Faizal told The Wire that “there was no change in the fare for air ambulance, whenever the sea and air fares were enhanced in the past”.

Unlike how the fares were increased in the past, the current hike was not discussed with the elected representatives of the islands, like the Lok Sabha member and head of the district panchayat.

Faizal said the islanders are “compelled to evacuate some patients to mainland because there’s no adequate health facility in Lakshadweep”. “So, ideally, the government should not have charged anything from the patients for this,” he added.

“Evacuation of a patient requiring immediate medical treatment is government’s responsibility. It’s a right of the citizen to get adequate treatment,” he said.

In a recent letter sent to Narendra Modi, Faizal urged the prime minister “to issue strict directives” to the administrator, Patel, to withdraw this “inhumane decision taken at the cost of the lives of the islanders”.

“Entire health sector is in crisis”

Both Faizal and a government employee, whom The Wire spoke with, said the entire health sector in the islands is in a mess, thanks to a number of decisions taken by the current administration.

“The health sector has been in crisis,” said Faizal. “This administration has ended a comprehensive health insurance cover that the islanders used to enjoy before.”

A government employee in Lakshadweep, who did not want to be named, told The Wire that the fare hike for air ambulances is “significant” and should be read with “some other negative developments” in the health sector in recent past.

“The administration recently decided to transfer several contractual paramedical staffs from medical centres in different islands to one hospital in Agatti island. But, because of low payment and other logistical reasons, many staff did not accept the decision, and resigned from the service. This led to the weakening of both the medical centres they used to work at and the hospital they were transferred to,” he said.

He also said the dental medicine in the islands also face crisis due to some decisions of the administration, including the salary cut.

‘Reminder of colonial era’

Faizal said the administration, by filing FIR against him and others, was targeting his party’s protest under the pretext of controlling the pandemic.

He alleged the police did not act when “2,000-3,000 people were attending the Gandhi Jayanti celebration” in October. He also said even the protests by political parties were also held in the recent past and the police took no action against the protestors. “But they invoked charges under the Disaster Management Act against us. The police invoke those charges only when somebody protest against the wrong policies of the administration.”

The charges against Faizal include Section 269 of the IPC, which deals with “negligent act likely to spread infection of disease dangerous to life”. However, Lakshadweep had witnessed no COVID-19 patients for many days until November 17, when Minicoy, one of distant islands, reported one infection.
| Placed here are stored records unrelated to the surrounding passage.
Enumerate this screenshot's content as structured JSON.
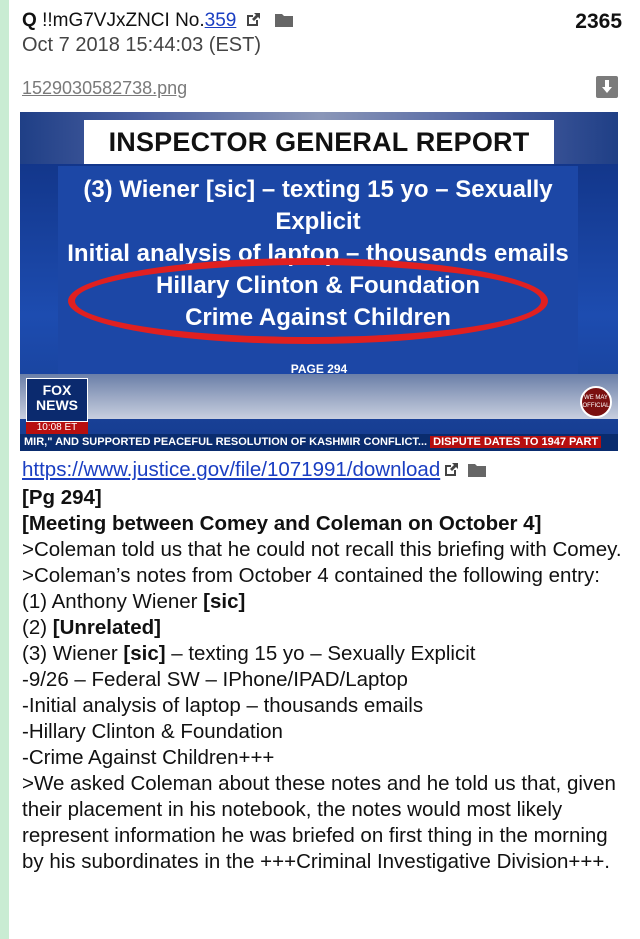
{
  "post": {
    "name": "Q",
    "tripcode": "!!mG7VJxZNCI",
    "number_prefix": "No.",
    "number": "359",
    "date": "Oct 7 2018 15:44:03 (EST)",
    "post_count": "2365"
  },
  "file": {
    "name": "1529030582738.png"
  },
  "image": {
    "banner": "INSPECTOR GENERAL REPORT",
    "lines": [
      "(3) Wiener [sic] – texting 15 yo – Sexually",
      "Explicit",
      "Initial analysis of laptop – thousands emails",
      "Hillary Clinton & Foundation",
      "Crime Against Children"
    ],
    "page_label": "PAGE 294",
    "logo_line1": "FOX",
    "logo_line2": "NEWS",
    "logo_time": "10:08 ET",
    "ticker_left": "MIR,\" AND SUPPORTED PEACEFUL RESOLUTION OF KASHMIR CONFLICT...",
    "ticker_right": "DISPUTE DATES TO 1947 PART",
    "badge": "WE MAY OFFICIAL"
  },
  "body": {
    "link": "https://www.justice.gov/file/1071991/download",
    "lines": {
      "l1": "[Pg 294]",
      "l2": "[Meeting between Comey and Coleman on October 4]",
      "l3": ">Coleman told us that he could not recall this briefing with Comey.",
      "l4": ">Coleman’s notes from October 4 contained the following entry:",
      "l5a": "(1) Anthony Wiener ",
      "l5b": "[sic]",
      "l6a": "(2) ",
      "l6b": "[Unrelated]",
      "l7a": "(3) Wiener ",
      "l7b": "[sic]",
      "l7c": " – texting 15 yo – Sexually Explicit",
      "l8": "-9/26 – Federal SW – IPhone/IPAD/Laptop",
      "l9": "-Initial analysis of laptop – thousands emails",
      "l10": "-Hillary Clinton & Foundation",
      "l11": "-Crime Against Children+++",
      "l12": ">We asked Coleman about these notes and he told us that, given their placement in his notebook, the notes would most likely represent information he was briefed on first thing in the morning by his subordinates in the +++Criminal Investigative Division+++."
    }
  },
  "colors": {
    "accent_bar": "#c9ecd3",
    "link": "#1a3ec2",
    "oval": "#e02020",
    "panel": "#1c47a6"
  }
}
The UT’s vaccination rate is also very high.

Faizal said he will not be silenced by the police case. “I will continue to fight along with the people.”
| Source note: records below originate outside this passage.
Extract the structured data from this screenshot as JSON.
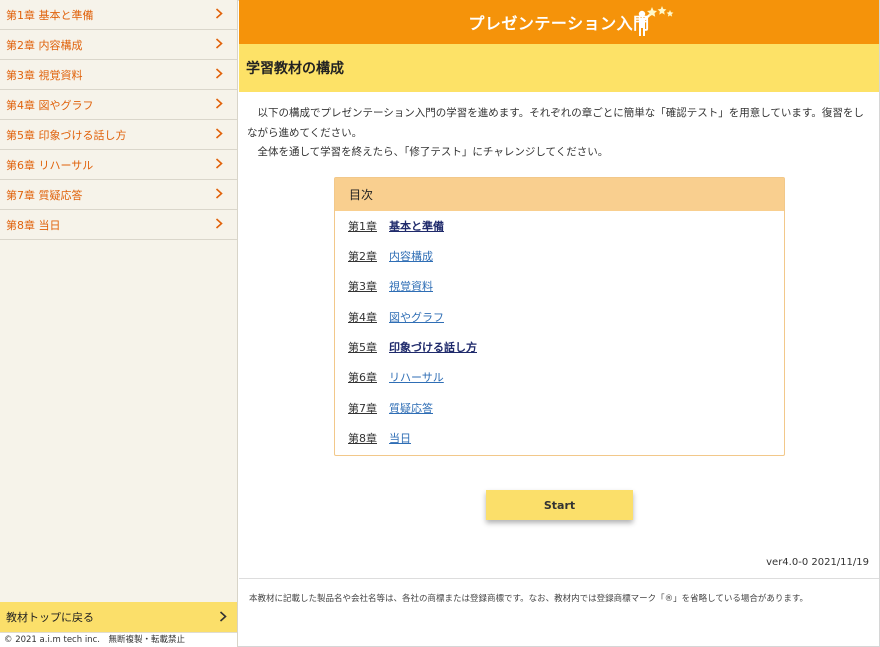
{
  "sidebar": {
    "items": [
      {
        "label": "第1章 基本と準備"
      },
      {
        "label": "第2章 内容構成"
      },
      {
        "label": "第3章 視覚資料"
      },
      {
        "label": "第4章 図やグラフ"
      },
      {
        "label": "第5章 印象づける話し方"
      },
      {
        "label": "第6章 リハーサル"
      },
      {
        "label": "第7章 質疑応答"
      },
      {
        "label": "第8章 当日"
      }
    ],
    "bottom_link": "教材トップに戻る",
    "copyright": "© 2021 a.i.m tech inc.　無断複製・転載禁止"
  },
  "header": {
    "title": "プレゼンテーション入門",
    "logo_icon": "person-with-stars-icon"
  },
  "page": {
    "heading": "学習教材の構成",
    "intro_line1": "以下の構成でプレゼンテーション入門の学習を進めます。それぞれの章ごとに簡単な「確認テスト」を用意しています。復習をしながら進めてください。",
    "intro_line2": "全体を通して学習を終えたら、「修了テスト」にチャレンジしてください。"
  },
  "toc": {
    "heading": "目次",
    "rows": [
      {
        "num": "第1章",
        "title": "基本と準備",
        "state": "visited"
      },
      {
        "num": "第2章",
        "title": "内容構成",
        "state": "link"
      },
      {
        "num": "第3章",
        "title": "視覚資料",
        "state": "link"
      },
      {
        "num": "第4章",
        "title": "図やグラフ",
        "state": "link"
      },
      {
        "num": "第5章",
        "title": "印象づける話し方",
        "state": "visited"
      },
      {
        "num": "第6章",
        "title": "リハーサル",
        "state": "link"
      },
      {
        "num": "第7章",
        "title": "質疑応答",
        "state": "link"
      },
      {
        "num": "第8章",
        "title": "当日",
        "state": "link"
      }
    ]
  },
  "start_button": "Start",
  "version": "ver4.0-0 2021/11/19",
  "notice": "本教材に記載した製品名や会社名等は、各社の商標または登録商標です。なお、教材内では登録商標マーク「®」を省略している場合があります。",
  "colors": {
    "header": "#f5930a",
    "subheader": "#fde267",
    "accent_text": "#e0620b",
    "toc_head": "#f9cf8f",
    "button": "#fbdf6a",
    "link": "#2f6eb5",
    "visited": "#1f2a6b"
  }
}
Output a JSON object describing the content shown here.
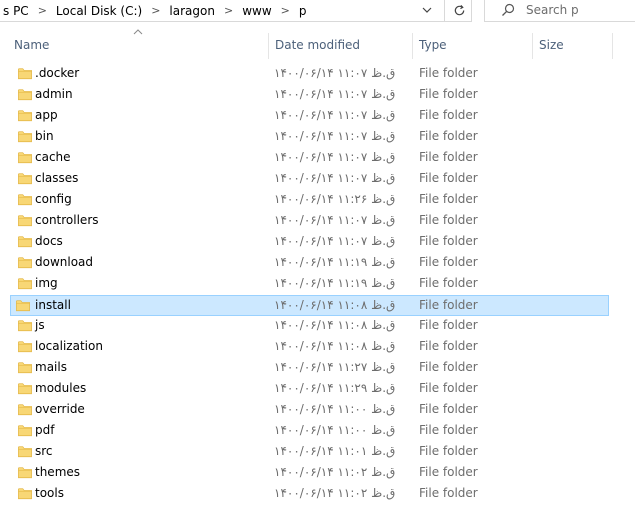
{
  "breadcrumbs": [
    "s PC",
    "Local Disk (C:)",
    "laragon",
    "www",
    "p"
  ],
  "search": {
    "placeholder": "Search p"
  },
  "columns": {
    "name": "Name",
    "date": "Date modified",
    "type": "Type",
    "size": "Size"
  },
  "files": [
    {
      "name": ".docker",
      "date": "۱۴۰۰/۰۶/۱۴ ق.ظ ۱۱:۰۷",
      "type": "File folder"
    },
    {
      "name": "admin",
      "date": "۱۴۰۰/۰۶/۱۴ ق.ظ ۱۱:۰۷",
      "type": "File folder"
    },
    {
      "name": "app",
      "date": "۱۴۰۰/۰۶/۱۴ ق.ظ ۱۱:۰۷",
      "type": "File folder"
    },
    {
      "name": "bin",
      "date": "۱۴۰۰/۰۶/۱۴ ق.ظ ۱۱:۰۷",
      "type": "File folder"
    },
    {
      "name": "cache",
      "date": "۱۴۰۰/۰۶/۱۴ ق.ظ ۱۱:۰۷",
      "type": "File folder"
    },
    {
      "name": "classes",
      "date": "۱۴۰۰/۰۶/۱۴ ق.ظ ۱۱:۰۷",
      "type": "File folder"
    },
    {
      "name": "config",
      "date": "۱۴۰۰/۰۶/۱۴ ق.ظ ۱۱:۲۶",
      "type": "File folder"
    },
    {
      "name": "controllers",
      "date": "۱۴۰۰/۰۶/۱۴ ق.ظ ۱۱:۰۷",
      "type": "File folder"
    },
    {
      "name": "docs",
      "date": "۱۴۰۰/۰۶/۱۴ ق.ظ ۱۱:۰۷",
      "type": "File folder"
    },
    {
      "name": "download",
      "date": "۱۴۰۰/۰۶/۱۴ ق.ظ ۱۱:۱۹",
      "type": "File folder"
    },
    {
      "name": "img",
      "date": "۱۴۰۰/۰۶/۱۴ ق.ظ ۱۱:۱۹",
      "type": "File folder"
    },
    {
      "name": "install",
      "date": "۱۴۰۰/۰۶/۱۴ ق.ظ ۱۱:۰۸",
      "type": "File folder",
      "selected": true
    },
    {
      "name": "js",
      "date": "۱۴۰۰/۰۶/۱۴ ق.ظ ۱۱:۰۸",
      "type": "File folder"
    },
    {
      "name": "localization",
      "date": "۱۴۰۰/۰۶/۱۴ ق.ظ ۱۱:۰۸",
      "type": "File folder"
    },
    {
      "name": "mails",
      "date": "۱۴۰۰/۰۶/۱۴ ق.ظ ۱۱:۲۷",
      "type": "File folder"
    },
    {
      "name": "modules",
      "date": "۱۴۰۰/۰۶/۱۴ ق.ظ ۱۱:۲۹",
      "type": "File folder"
    },
    {
      "name": "override",
      "date": "۱۴۰۰/۰۶/۱۴ ق.ظ ۱۱:۰۰",
      "type": "File folder"
    },
    {
      "name": "pdf",
      "date": "۱۴۰۰/۰۶/۱۴ ق.ظ ۱۱:۰۰",
      "type": "File folder"
    },
    {
      "name": "src",
      "date": "۱۴۰۰/۰۶/۱۴ ق.ظ ۱۱:۰۱",
      "type": "File folder"
    },
    {
      "name": "themes",
      "date": "۱۴۰۰/۰۶/۱۴ ق.ظ ۱۱:۰۲",
      "type": "File folder"
    },
    {
      "name": "tools",
      "date": "۱۴۰۰/۰۶/۱۴ ق.ظ ۱۱:۰۲",
      "type": "File folder"
    }
  ],
  "icons": {
    "folder": "folder-icon",
    "search": "search-icon",
    "refresh": "refresh-icon",
    "chevron": "chevron-right-icon",
    "dropdown": "chevron-down-icon",
    "sort": "sort-ascending-icon"
  },
  "colors": {
    "selection": "#cce8ff",
    "selection_border": "#99d1ff",
    "header_text": "#4c607a",
    "folder": "#f8d775"
  }
}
He said his party, the NCP, announced protest events across the 10 islands, but the police were visiting houses and asking the residents not to attend the protests. “The police were threatening people with registering cases against them,” he said.  “I wonder if we are living in the [colonial] British period.”
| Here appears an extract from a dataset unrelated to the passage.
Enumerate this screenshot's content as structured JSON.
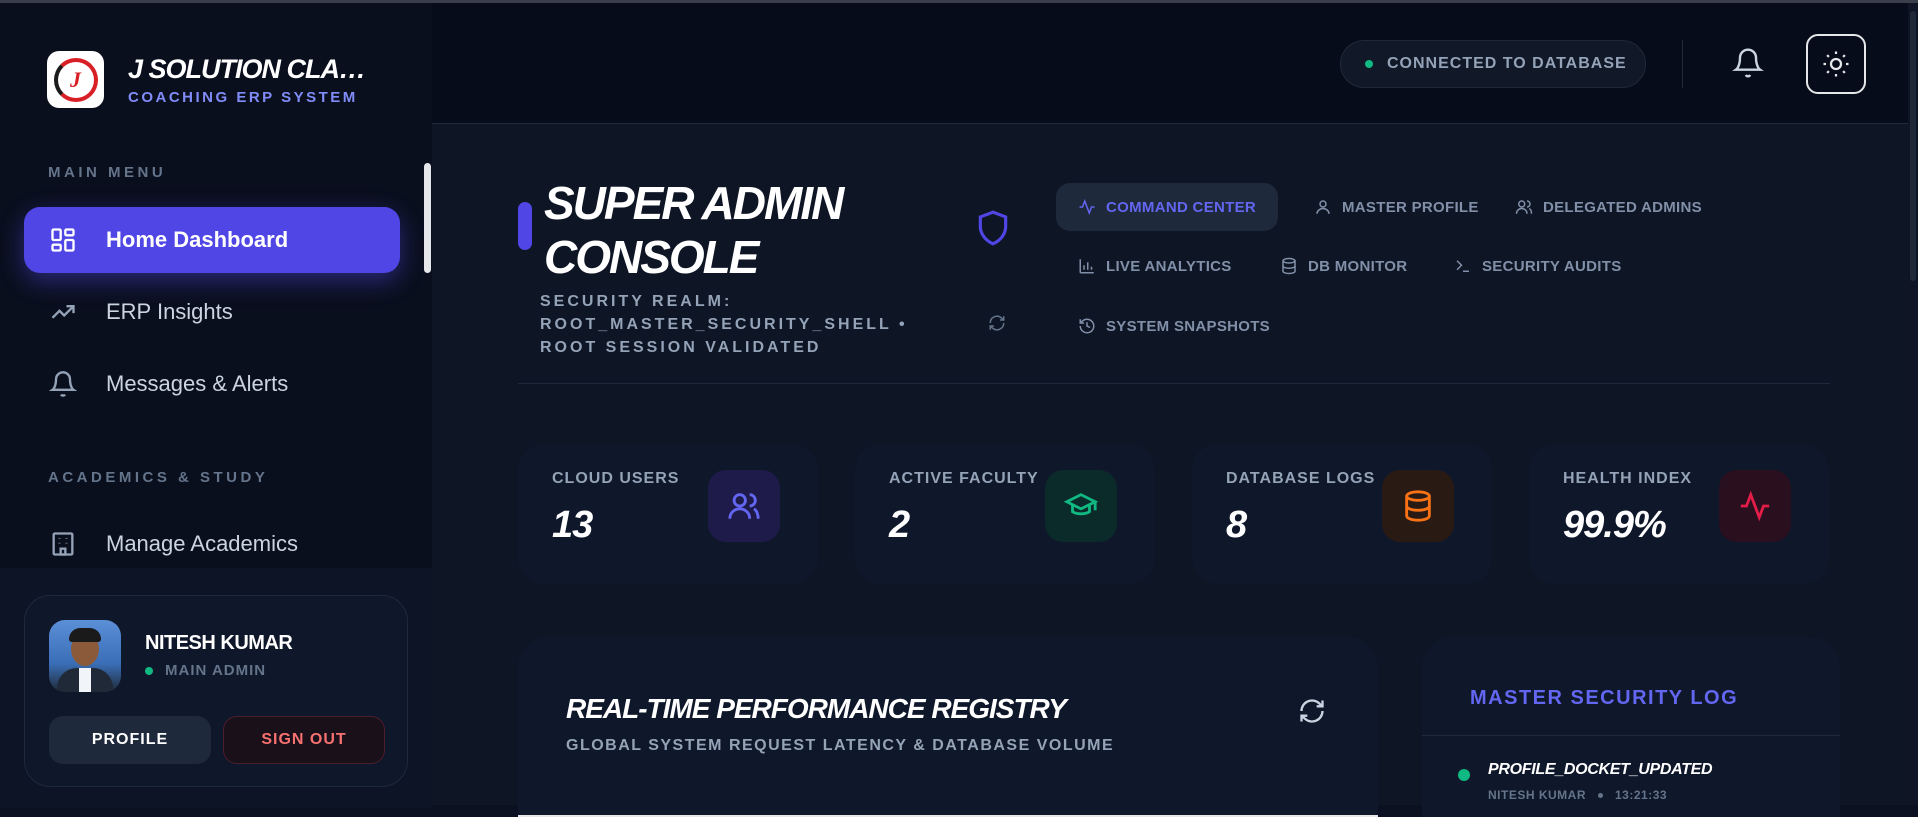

A Lakshadweep resident told The Wire that the NCP protest was a small event, and that both the government and political parties held public events earlier, without attracting police action.

Lakshadweep, a place known for its peaceful living, has witnessed a number of protests (here and here) ever since Patel was appointed as the UT’s administrator nearly a year ago.

A number of draft regulations and executive orders introduced by Patel have been termed by the local leaders as “unprecedented”, “shocking” and “mysterious”. The draft laws, which are still awaiting approval from the home ministry, proposed prolonged preventive detention, forced land acquisition, ban on those having more than two children from contesting elections, and prohibition of cattle slaughter, among other unpopular provisions.

Muhammed Sabith is a journalist and researcher. He can be reached at [email protected].